[Records excerpted from a collection]
┌──

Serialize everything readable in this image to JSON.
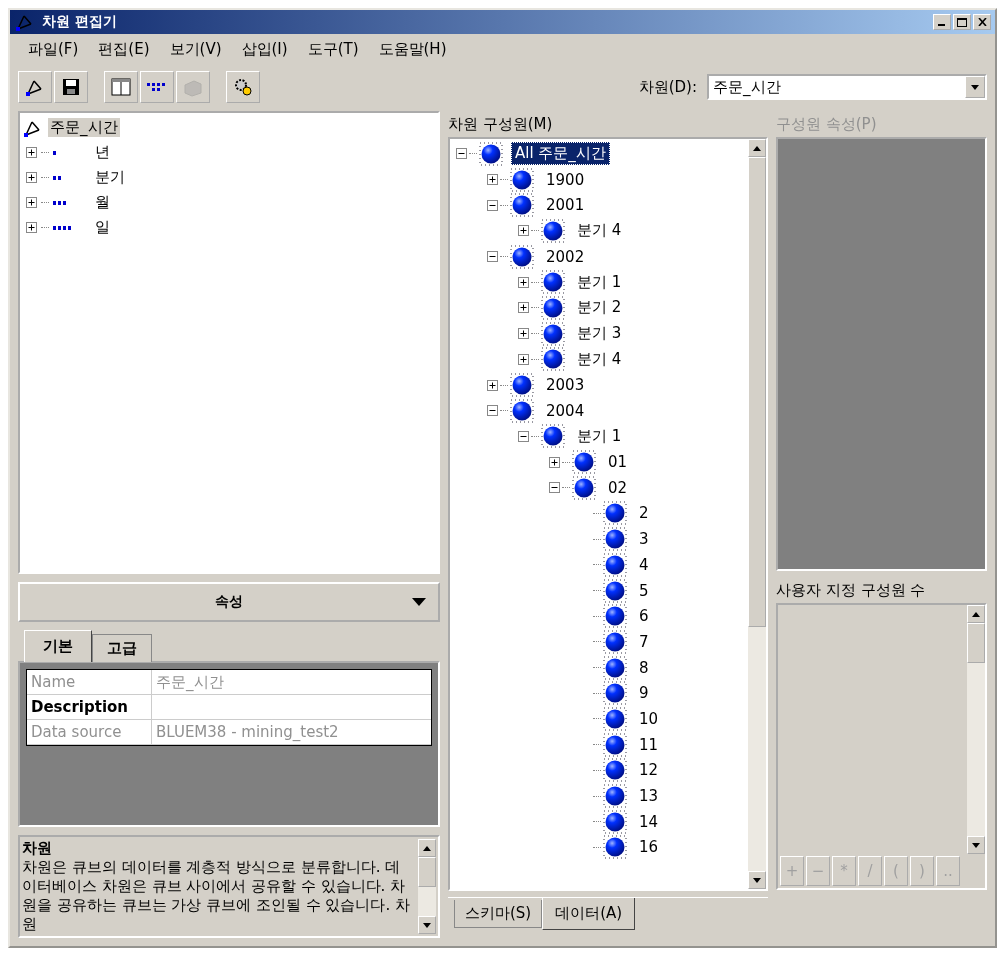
{
  "window": {
    "title": "차원 편집기"
  },
  "menu": [
    "파일(F)",
    "편집(E)",
    "보기(V)",
    "삽입(I)",
    "도구(T)",
    "도움말(H)"
  ],
  "toolbar": {
    "buttons": [
      {
        "kind": "dimension",
        "disabled": false
      },
      {
        "kind": "save",
        "disabled": false
      },
      {
        "kind": "table",
        "disabled": false
      },
      {
        "kind": "levels",
        "disabled": false
      },
      {
        "kind": "cube",
        "disabled": true
      },
      {
        "kind": "wizard",
        "disabled": false
      }
    ],
    "dimension_label": "차원(D):",
    "dimension_value": "주문_시간"
  },
  "dimension_tree": {
    "root": {
      "label": "주문_시간",
      "selected": true
    },
    "levels": [
      {
        "label": "년",
        "expanded": false
      },
      {
        "label": "분기",
        "expanded": false
      },
      {
        "label": "월",
        "expanded": false
      },
      {
        "label": "일",
        "expanded": false
      }
    ]
  },
  "properties": {
    "header": "속성",
    "tabs": [
      {
        "label": "기본",
        "selected": true
      },
      {
        "label": "고급",
        "selected": false
      }
    ],
    "rows": [
      {
        "name": "Name",
        "value": "주문_시간",
        "enabled": false
      },
      {
        "name": "Description",
        "enabled": true
      },
      {
        "name": "Data source",
        "value": "BLUEM38 - mining_test2",
        "enabled": false
      }
    ]
  },
  "description": {
    "title": "차원",
    "text": "차원은 큐브의 데이터를 계층적 방식으로 분류합니다. 데이터베이스 차원은 큐브 사이에서 공유할 수 있습니다. 차원을 공유하는 큐브는 가상 큐브에 조인될 수 있습니다. 차원"
  },
  "members": {
    "label": "차원 구성원(M)",
    "tree": [
      {
        "label": "All 주문_시간",
        "selected": true,
        "expanded": true,
        "children": [
          {
            "label": "1900",
            "selected": false,
            "expanded": false
          },
          {
            "label": "2001",
            "selected": false,
            "expanded": true,
            "children": [
              {
                "label": "분기 4",
                "selected": false,
                "expanded": false
              }
            ]
          },
          {
            "label": "2002",
            "selected": false,
            "expanded": true,
            "children": [
              {
                "label": "분기 1",
                "selected": false,
                "expanded": false
              },
              {
                "label": "분기 2",
                "selected": false,
                "expanded": false
              },
              {
                "label": "분기 3",
                "selected": false,
                "expanded": false
              },
              {
                "label": "분기 4",
                "selected": false,
                "expanded": false
              }
            ]
          },
          {
            "label": "2003",
            "selected": false,
            "expanded": false
          },
          {
            "label": "2004",
            "selected": false,
            "expanded": true,
            "children": [
              {
                "label": "분기 1",
                "selected": false,
                "expanded": true,
                "children": [
                  {
                    "label": "01",
                    "selected": false,
                    "expanded": false
                  },
                  {
                    "label": "02",
                    "selected": false,
                    "expanded": true,
                    "children": [
                      {
                        "label": "2",
                        "selected": false
                      },
                      {
                        "label": "3",
                        "selected": false
                      },
                      {
                        "label": "4",
                        "selected": false
                      },
                      {
                        "label": "5",
                        "selected": false
                      },
                      {
                        "label": "6",
                        "selected": false
                      },
                      {
                        "label": "7",
                        "selected": false
                      },
                      {
                        "label": "8",
                        "selected": false
                      },
                      {
                        "label": "9",
                        "selected": false
                      },
                      {
                        "label": "10",
                        "selected": false
                      },
                      {
                        "label": "11",
                        "selected": false
                      },
                      {
                        "label": "12",
                        "selected": false
                      },
                      {
                        "label": "13",
                        "selected": false
                      },
                      {
                        "label": "14",
                        "selected": false
                      },
                      {
                        "label": "16",
                        "selected": false
                      }
                    ]
                  }
                ]
              }
            ]
          }
        ]
      }
    ],
    "tabs": [
      {
        "label": "스키마(S)",
        "selected": false
      },
      {
        "label": "데이터(A)",
        "selected": true
      }
    ]
  },
  "member_properties": {
    "label": "구성원 속성(P)",
    "disabled": true
  },
  "custom_formula": {
    "label": "사용자 지정 구성원 수",
    "buttons": [
      {
        "label": "+",
        "disabled": true
      },
      {
        "label": "−",
        "disabled": true
      },
      {
        "label": "*",
        "disabled": true
      },
      {
        "label": "/",
        "disabled": true
      },
      {
        "label": "(",
        "disabled": true
      },
      {
        "label": ")",
        "disabled": true
      },
      {
        "label": "..",
        "disabled": true
      }
    ]
  }
}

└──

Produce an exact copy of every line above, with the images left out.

Serialize everything readable in this image to JSON.
{
  "window": {
    "title": "차원 편집기"
  },
  "menu": [
    "파일(F)",
    "편집(E)",
    "보기(V)",
    "삽입(I)",
    "도구(T)",
    "도움말(H)"
  ],
  "toolbar": {
    "buttons": [
      {
        "kind": "dimension",
        "disabled": false
      },
      {
        "kind": "save",
        "disabled": false
      },
      {
        "kind": "table",
        "disabled": false
      },
      {
        "kind": "levels",
        "disabled": false
      },
      {
        "kind": "cube",
        "disabled": true
      },
      {
        "kind": "wizard",
        "disabled": false
      }
    ],
    "dimension_label": "차원(D):",
    "dimension_value": "주문_시간"
  },
  "dimension_tree": {
    "root": {
      "label": "주문_시간",
      "selected": true
    },
    "levels": [
      {
        "label": "년",
        "expanded": false
      },
      {
        "label": "분기",
        "expanded": false
      },
      {
        "label": "월",
        "expanded": false
      },
      {
        "label": "일",
        "expanded": false
      }
    ]
  },
  "properties": {
    "header": "속성",
    "tabs": [
      {
        "label": "기본",
        "selected": true
      },
      {
        "label": "고급",
        "selected": false
      }
    ],
    "rows": [
      {
        "name": "Name",
        "value": "주문_시간",
        "enabled": false
      },
      {
        "name": "Description",
        "enabled": true
      },
      {
        "name": "Data source",
        "value": "BLUEM38 - mining_test2",
        "enabled": false
      }
    ]
  },
  "description": {
    "title": "차원",
    "text": "차원은 큐브의 데이터를 계층적 방식으로 분류합니다. 데이터베이스 차원은 큐브 사이에서 공유할 수 있습니다. 차원을 공유하는 큐브는 가상 큐브에 조인될 수 있습니다. 차원"
  },
  "members": {
    "label": "차원 구성원(M)",
    "tree": [
      {
        "label": "All 주문_시간",
        "selected": true,
        "expanded": true,
        "children": [
          {
            "label": "1900",
            "selected": false,
            "expanded": false
          },
          {
            "label": "2001",
            "selected": false,
            "expanded": true,
            "children": [
              {
                "label": "분기 4",
                "selected": false,
                "expanded": false
              }
            ]
          },
          {
            "label": "2002",
            "selected": false,
            "expanded": true,
            "children": [
              {
                "label": "분기 1",
                "selected": false,
                "expanded": false
              },
              {
                "label": "분기 2",
                "selected": false,
                "expanded": false
              },
              {
                "label": "분기 3",
                "selected": false,
                "expanded": false
              },
              {
                "label": "분기 4",
                "selected": false,
                "expanded": false
              }
            ]
          },
          {
            "label": "2003",
            "selected": false,
            "expanded": false
          },
          {
            "label": "2004",
            "selected": false,
            "expanded": true,
            "children": [
              {
                "label": "분기 1",
                "selected": false,
                "expanded": true,
                "children": [
                  {
                    "label": "01",
                    "selected": false,
                    "expanded": false
                  },
                  {
                    "label": "02",
                    "selected": false,
                    "expanded": true,
                    "children": [
                      {
                        "label": "2",
                        "selected": false
                      },
                      {
                        "label": "3",
                        "selected": false
                      },
                      {
                        "label": "4",
                        "selected": false
                      },
                      {
                        "label": "5",
                        "selected": false
                      },
                      {
                        "label": "6",
                        "selected": false
                      },
                      {
                        "label": "7",
                        "selected": false
                      },
                      {
                        "label": "8",
                        "selected": false
                      },
                      {
                        "label": "9",
                        "selected": false
                      },
                      {
                        "label": "10",
                        "selected": false
                      },
                      {
                        "label": "11",
                        "selected": false
                      },
                      {
                        "label": "12",
                        "selected": false
                      },
                      {
                        "label": "13",
                        "selected": false
                      },
                      {
                        "label": "14",
                        "selected": false
                      },
                      {
                        "label": "16",
                        "selected": false
                      }
                    ]
                  }
                ]
              }
            ]
          }
        ]
      }
    ],
    "tabs": [
      {
        "label": "스키마(S)",
        "selected": false
      },
      {
        "label": "데이터(A)",
        "selected": true
      }
    ]
  },
  "member_properties": {
    "label": "구성원 속성(P)",
    "disabled": true
  },
  "custom_formula": {
    "label": "사용자 지정 구성원 수",
    "buttons": [
      {
        "label": "+",
        "disabled": true
      },
      {
        "label": "−",
        "disabled": true
      },
      {
        "label": "*",
        "disabled": true
      },
      {
        "label": "/",
        "disabled": true
      },
      {
        "label": "(",
        "disabled": true
      },
      {
        "label": ")",
        "disabled": true
      },
      {
        "label": "..",
        "disabled": true
      }
    ]
  }
}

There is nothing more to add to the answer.